Excerpts from an interface dataset:
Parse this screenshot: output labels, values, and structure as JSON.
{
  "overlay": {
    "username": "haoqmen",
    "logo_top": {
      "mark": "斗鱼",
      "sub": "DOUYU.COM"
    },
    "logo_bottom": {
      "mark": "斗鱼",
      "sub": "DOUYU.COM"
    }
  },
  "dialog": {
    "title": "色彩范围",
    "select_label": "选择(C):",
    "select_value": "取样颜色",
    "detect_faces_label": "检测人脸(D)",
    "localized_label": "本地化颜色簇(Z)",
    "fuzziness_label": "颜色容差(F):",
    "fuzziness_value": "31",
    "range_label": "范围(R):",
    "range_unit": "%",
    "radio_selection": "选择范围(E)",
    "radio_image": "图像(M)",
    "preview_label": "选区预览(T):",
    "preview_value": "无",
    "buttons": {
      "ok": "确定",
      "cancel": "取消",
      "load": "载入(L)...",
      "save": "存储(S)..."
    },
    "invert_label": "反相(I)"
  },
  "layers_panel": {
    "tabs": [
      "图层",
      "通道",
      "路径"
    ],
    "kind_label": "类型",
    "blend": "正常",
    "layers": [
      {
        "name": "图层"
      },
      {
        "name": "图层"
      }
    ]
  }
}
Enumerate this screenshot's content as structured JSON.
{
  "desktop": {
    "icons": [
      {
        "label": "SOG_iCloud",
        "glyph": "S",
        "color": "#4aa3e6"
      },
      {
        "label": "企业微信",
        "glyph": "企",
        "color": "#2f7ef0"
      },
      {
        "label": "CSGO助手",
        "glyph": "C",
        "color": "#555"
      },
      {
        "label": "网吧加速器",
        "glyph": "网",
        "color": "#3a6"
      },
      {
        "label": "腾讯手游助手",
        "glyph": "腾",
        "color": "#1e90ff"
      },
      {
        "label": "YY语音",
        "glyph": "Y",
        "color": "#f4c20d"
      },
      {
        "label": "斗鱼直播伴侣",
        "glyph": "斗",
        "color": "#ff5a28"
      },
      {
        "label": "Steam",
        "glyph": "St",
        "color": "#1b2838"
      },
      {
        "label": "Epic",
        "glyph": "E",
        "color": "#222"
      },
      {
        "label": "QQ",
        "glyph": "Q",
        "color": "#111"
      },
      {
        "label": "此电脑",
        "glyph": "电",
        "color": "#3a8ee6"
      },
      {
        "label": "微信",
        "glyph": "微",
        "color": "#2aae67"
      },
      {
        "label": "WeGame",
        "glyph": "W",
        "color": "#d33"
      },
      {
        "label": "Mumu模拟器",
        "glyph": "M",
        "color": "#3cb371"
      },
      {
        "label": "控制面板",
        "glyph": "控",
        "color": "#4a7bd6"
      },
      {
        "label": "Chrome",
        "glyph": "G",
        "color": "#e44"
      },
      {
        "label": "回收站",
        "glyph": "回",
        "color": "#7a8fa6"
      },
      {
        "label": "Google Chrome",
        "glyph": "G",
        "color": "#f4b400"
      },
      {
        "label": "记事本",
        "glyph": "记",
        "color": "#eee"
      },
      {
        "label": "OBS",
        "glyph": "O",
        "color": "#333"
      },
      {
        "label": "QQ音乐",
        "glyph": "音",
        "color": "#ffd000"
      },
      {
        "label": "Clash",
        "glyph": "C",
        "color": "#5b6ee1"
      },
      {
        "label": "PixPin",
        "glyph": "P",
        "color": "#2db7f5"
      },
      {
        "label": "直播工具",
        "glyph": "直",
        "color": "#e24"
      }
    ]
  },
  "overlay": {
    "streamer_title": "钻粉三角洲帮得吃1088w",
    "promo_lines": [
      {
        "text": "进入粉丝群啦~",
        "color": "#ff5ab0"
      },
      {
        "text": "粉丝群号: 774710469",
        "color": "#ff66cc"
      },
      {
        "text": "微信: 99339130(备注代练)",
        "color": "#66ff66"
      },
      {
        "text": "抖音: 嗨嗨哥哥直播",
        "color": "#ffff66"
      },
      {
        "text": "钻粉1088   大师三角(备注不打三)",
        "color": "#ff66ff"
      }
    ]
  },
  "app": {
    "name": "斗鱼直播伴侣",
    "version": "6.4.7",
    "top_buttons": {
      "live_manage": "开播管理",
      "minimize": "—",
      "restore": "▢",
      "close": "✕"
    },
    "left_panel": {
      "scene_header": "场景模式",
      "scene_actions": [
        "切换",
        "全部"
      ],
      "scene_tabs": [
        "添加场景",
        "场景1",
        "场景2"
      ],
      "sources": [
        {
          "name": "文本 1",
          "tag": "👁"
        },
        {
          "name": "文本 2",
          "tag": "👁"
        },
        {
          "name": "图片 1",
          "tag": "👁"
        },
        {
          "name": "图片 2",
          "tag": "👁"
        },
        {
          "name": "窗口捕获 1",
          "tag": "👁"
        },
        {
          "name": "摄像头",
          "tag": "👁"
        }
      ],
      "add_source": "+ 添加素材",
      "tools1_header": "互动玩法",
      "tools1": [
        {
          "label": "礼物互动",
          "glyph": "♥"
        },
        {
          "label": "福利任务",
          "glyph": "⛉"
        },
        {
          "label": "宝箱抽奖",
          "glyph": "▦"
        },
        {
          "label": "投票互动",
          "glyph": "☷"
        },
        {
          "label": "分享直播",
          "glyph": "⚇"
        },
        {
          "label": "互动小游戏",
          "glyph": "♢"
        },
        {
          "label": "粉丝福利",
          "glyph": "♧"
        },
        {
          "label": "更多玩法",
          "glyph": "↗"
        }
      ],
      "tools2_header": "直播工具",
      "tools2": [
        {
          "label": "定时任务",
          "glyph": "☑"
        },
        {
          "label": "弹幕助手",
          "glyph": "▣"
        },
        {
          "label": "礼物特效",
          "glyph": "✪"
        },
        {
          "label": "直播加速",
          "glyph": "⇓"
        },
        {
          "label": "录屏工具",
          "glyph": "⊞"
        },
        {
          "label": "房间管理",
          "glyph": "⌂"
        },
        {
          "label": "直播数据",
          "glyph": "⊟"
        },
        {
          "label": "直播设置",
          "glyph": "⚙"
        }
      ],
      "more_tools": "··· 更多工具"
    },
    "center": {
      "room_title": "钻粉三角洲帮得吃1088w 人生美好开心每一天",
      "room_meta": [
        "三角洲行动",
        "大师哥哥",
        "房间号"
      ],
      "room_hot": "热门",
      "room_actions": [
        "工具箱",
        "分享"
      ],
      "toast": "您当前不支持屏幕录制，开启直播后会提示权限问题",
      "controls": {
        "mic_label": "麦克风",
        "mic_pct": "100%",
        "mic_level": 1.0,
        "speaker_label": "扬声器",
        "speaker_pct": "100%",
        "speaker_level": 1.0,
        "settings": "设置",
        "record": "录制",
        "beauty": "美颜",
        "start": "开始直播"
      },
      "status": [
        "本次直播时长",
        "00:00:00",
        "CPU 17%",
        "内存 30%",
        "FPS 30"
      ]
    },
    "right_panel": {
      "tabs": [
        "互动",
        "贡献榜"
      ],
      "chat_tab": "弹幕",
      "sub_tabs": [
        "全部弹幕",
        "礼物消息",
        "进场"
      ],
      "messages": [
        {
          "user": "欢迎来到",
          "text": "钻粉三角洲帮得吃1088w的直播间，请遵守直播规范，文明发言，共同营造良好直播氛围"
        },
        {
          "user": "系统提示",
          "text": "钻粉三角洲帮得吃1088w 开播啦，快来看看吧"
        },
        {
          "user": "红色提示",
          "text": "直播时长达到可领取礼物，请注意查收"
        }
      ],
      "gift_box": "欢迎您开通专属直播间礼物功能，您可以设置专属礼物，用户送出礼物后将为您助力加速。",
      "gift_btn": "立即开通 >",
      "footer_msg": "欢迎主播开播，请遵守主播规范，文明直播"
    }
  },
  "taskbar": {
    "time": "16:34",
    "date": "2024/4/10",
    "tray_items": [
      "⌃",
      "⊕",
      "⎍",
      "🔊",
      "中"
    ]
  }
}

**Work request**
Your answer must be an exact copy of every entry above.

**Answer to this problem**
Parse this screenshot: output labels, values, and structure as JSON.
{
  "overlay": {
    "username": "haoqmen",
    "logo_top": {
      "mark": "斗鱼",
      "sub": "DOUYU.COM"
    },
    "logo_bottom": {
      "mark": "斗鱼",
      "sub": "DOUYU.COM"
    }
  },
  "dialog": {
    "title": "色彩范围",
    "select_label": "选择(C):",
    "select_value": "取样颜色",
    "detect_faces_label": "检测人脸(D)",
    "localized_label": "本地化颜色簇(Z)",
    "fuzziness_label": "颜色容差(F):",
    "fuzziness_value": "31",
    "range_label": "范围(R):",
    "range_unit": "%",
    "radio_selection": "选择范围(E)",
    "radio_image": "图像(M)",
    "preview_label": "选区预览(T):",
    "preview_value": "无",
    "buttons": {
      "ok": "确定",
      "cancel": "取消",
      "load": "载入(L)...",
      "save": "存储(S)..."
    },
    "invert_label": "反相(I)"
  },
  "layers_panel": {
    "tabs": [
      "图层",
      "通道",
      "路径"
    ],
    "kind_label": "类型",
    "blend": "正常",
    "layers": [
      {
        "name": "图层"
      },
      {
        "name": "图层"
      }
    ]
  }
}
Enumerate this screenshot's content as structured JSON.
{
  "desktop": {
    "icons": [
      {
        "label": "SOG_iCloud",
        "glyph": "S",
        "color": "#4aa3e6"
      },
      {
        "label": "企业微信",
        "glyph": "企",
        "color": "#2f7ef0"
      },
      {
        "label": "CSGO助手",
        "glyph": "C",
        "color": "#555"
      },
      {
        "label": "网吧加速器",
        "glyph": "网",
        "color": "#3a6"
      },
      {
        "label": "腾讯手游助手",
        "glyph": "腾",
        "color": "#1e90ff"
      },
      {
        "label": "YY语音",
        "glyph": "Y",
        "color": "#f4c20d"
      },
      {
        "label": "斗鱼直播伴侣",
        "glyph": "斗",
        "color": "#ff5a28"
      },
      {
        "label": "Steam",
        "glyph": "St",
        "color": "#1b2838"
      },
      {
        "label": "Epic",
        "glyph": "E",
        "color": "#222"
      },
      {
        "label": "QQ",
        "glyph": "Q",
        "color": "#111"
      },
      {
        "label": "此电脑",
        "glyph": "电",
        "color": "#3a8ee6"
      },
      {
        "label": "微信",
        "glyph": "微",
        "color": "#2aae67"
      },
      {
        "label": "WeGame",
        "glyph": "W",
        "color": "#d33"
      },
      {
        "label": "Mumu模拟器",
        "glyph": "M",
        "color": "#3cb371"
      },
      {
        "label": "控制面板",
        "glyph": "控",
        "color": "#4a7bd6"
      },
      {
        "label": "Chrome",
        "glyph": "G",
        "color": "#e44"
      },
      {
        "label": "回收站",
        "glyph": "回",
        "color": "#7a8fa6"
      },
      {
        "label": "Google Chrome",
        "glyph": "G",
        "color": "#f4b400"
      },
      {
        "label": "记事本",
        "glyph": "记",
        "color": "#eee"
      },
      {
        "label": "OBS",
        "glyph": "O",
        "color": "#333"
      },
      {
        "label": "QQ音乐",
        "glyph": "音",
        "color": "#ffd000"
      },
      {
        "label": "Clash",
        "glyph": "C",
        "color": "#5b6ee1"
      },
      {
        "label": "PixPin",
        "glyph": "P",
        "color": "#2db7f5"
      },
      {
        "label": "直播工具",
        "glyph": "直",
        "color": "#e24"
      }
    ]
  },
  "overlay": {
    "streamer_title": "钻粉三角洲帮得吃1088w",
    "promo_lines": [
      {
        "text": "进入粉丝群啦~",
        "color": "#ff5ab0"
      },
      {
        "text": "粉丝群号: 774710469",
        "color": "#ff66cc"
      },
      {
        "text": "微信: 99339130(备注代练)",
        "color": "#66ff66"
      },
      {
        "text": "抖音: 嗨嗨哥哥直播",
        "color": "#ffff66"
      },
      {
        "text": "钻粉1088   大师三角(备注不打三)",
        "color": "#ff66ff"
      }
    ]
  },
  "app": {
    "name": "斗鱼直播伴侣",
    "version": "6.4.7",
    "top_buttons": {
      "live_manage": "开播管理",
      "minimize": "—",
      "restore": "▢",
      "close": "✕"
    },
    "left_panel": {
      "scene_header": "场景模式",
      "scene_actions": [
        "切换",
        "全部"
      ],
      "scene_tabs": [
        "添加场景",
        "场景1",
        "场景2"
      ],
      "sources": [
        {
          "name": "文本 1",
          "tag": "👁"
        },
        {
          "name": "文本 2",
          "tag": "👁"
        },
        {
          "name": "图片 1",
          "tag": "👁"
        },
        {
          "name": "图片 2",
          "tag": "👁"
        },
        {
          "name": "窗口捕获 1",
          "tag": "👁"
        },
        {
          "name": "摄像头",
          "tag": "👁"
        }
      ],
      "add_source": "+ 添加素材",
      "tools1_header": "互动玩法",
      "tools1": [
        {
          "label": "礼物互动",
          "glyph": "♥"
        },
        {
          "label": "福利任务",
          "glyph": "⛉"
        },
        {
          "label": "宝箱抽奖",
          "glyph": "▦"
        },
        {
          "label": "投票互动",
          "glyph": "☷"
        },
        {
          "label": "分享直播",
          "glyph": "⚇"
        },
        {
          "label": "互动小游戏",
          "glyph": "♢"
        },
        {
          "label": "粉丝福利",
          "glyph": "♧"
        },
        {
          "label": "更多玩法",
          "glyph": "↗"
        }
      ],
      "tools2_header": "直播工具",
      "tools2": [
        {
          "label": "定时任务",
          "glyph": "☑"
        },
        {
          "label": "弹幕助手",
          "glyph": "▣"
        },
        {
          "label": "礼物特效",
          "glyph": "✪"
        },
        {
          "label": "直播加速",
          "glyph": "⇓"
        },
        {
          "label": "录屏工具",
          "glyph": "⊞"
        },
        {
          "label": "房间管理",
          "glyph": "⌂"
        },
        {
          "label": "直播数据",
          "glyph": "⊟"
        },
        {
          "label": "直播设置",
          "glyph": "⚙"
        }
      ],
      "more_tools": "··· 更多工具"
    },
    "center": {
      "room_title": "钻粉三角洲帮得吃1088w 人生美好开心每一天",
      "room_meta": [
        "三角洲行动",
        "大师哥哥",
        "房间号"
      ],
      "room_hot": "热门",
      "room_actions": [
        "工具箱",
        "分享"
      ],
      "toast": "您当前不支持屏幕录制，开启直播后会提示权限问题",
      "controls": {
        "mic_label": "麦克风",
        "mic_pct": "100%",
        "mic_level": 1.0,
        "speaker_label": "扬声器",
        "speaker_pct": "100%",
        "speaker_level": 1.0,
        "settings": "设置",
        "record": "录制",
        "beauty": "美颜",
        "start": "开始直播"
      },
      "status": [
        "本次直播时长",
        "00:00:00",
        "CPU 17%",
        "内存 30%",
        "FPS 30"
      ]
    },
    "right_panel": {
      "tabs": [
        "互动",
        "贡献榜"
      ],
      "chat_tab": "弹幕",
      "sub_tabs": [
        "全部弹幕",
        "礼物消息",
        "进场"
      ],
      "messages": [
        {
          "user": "欢迎来到",
          "text": "钻粉三角洲帮得吃1088w的直播间，请遵守直播规范，文明发言，共同营造良好直播氛围"
        },
        {
          "user": "系统提示",
          "text": "钻粉三角洲帮得吃1088w 开播啦，快来看看吧"
        },
        {
          "user": "红色提示",
          "text": "直播时长达到可领取礼物，请注意查收"
        }
      ],
      "gift_box": "欢迎您开通专属直播间礼物功能，您可以设置专属礼物，用户送出礼物后将为您助力加速。",
      "gift_btn": "立即开通 >",
      "footer_msg": "欢迎主播开播，请遵守主播规范，文明直播"
    }
  },
  "taskbar": {
    "time": "16:34",
    "date": "2024/4/10",
    "tray_items": [
      "⌃",
      "⊕",
      "⎍",
      "🔊",
      "中"
    ]
  }
}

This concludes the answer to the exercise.